[Records from a collection]

· · · · · · ·

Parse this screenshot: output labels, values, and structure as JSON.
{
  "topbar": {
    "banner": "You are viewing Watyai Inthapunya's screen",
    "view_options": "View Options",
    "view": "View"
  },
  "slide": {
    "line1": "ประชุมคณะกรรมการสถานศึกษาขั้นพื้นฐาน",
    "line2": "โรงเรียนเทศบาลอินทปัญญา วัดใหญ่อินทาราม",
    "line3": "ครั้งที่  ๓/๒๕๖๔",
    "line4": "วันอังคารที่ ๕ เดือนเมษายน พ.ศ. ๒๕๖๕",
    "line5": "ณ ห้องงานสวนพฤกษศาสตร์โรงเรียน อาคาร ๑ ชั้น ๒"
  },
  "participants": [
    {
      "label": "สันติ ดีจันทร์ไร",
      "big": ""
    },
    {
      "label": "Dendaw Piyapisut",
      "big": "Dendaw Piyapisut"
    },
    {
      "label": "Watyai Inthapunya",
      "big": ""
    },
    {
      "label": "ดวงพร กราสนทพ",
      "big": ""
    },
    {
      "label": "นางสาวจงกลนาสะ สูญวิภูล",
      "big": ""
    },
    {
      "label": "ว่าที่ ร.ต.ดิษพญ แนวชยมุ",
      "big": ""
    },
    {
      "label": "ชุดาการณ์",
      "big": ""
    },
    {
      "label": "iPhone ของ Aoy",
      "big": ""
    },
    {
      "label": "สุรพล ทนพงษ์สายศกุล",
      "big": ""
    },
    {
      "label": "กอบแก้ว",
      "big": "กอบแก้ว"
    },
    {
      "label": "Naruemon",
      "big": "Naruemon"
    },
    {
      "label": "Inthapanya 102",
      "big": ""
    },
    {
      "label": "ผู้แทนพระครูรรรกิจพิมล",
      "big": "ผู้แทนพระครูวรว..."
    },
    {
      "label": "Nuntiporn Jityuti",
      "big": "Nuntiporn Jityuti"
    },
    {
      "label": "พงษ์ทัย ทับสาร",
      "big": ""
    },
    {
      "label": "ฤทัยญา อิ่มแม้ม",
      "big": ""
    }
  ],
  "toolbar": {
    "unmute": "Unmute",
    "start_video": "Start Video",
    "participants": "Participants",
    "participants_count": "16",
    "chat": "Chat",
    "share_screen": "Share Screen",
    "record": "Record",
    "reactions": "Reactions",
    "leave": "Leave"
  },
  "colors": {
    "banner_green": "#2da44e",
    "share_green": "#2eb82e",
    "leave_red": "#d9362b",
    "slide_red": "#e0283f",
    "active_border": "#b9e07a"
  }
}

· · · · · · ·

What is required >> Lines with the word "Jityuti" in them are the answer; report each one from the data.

The answer >>
      "label": "Nuntiporn Jityuti",
      "big": "Nuntiporn Jityuti"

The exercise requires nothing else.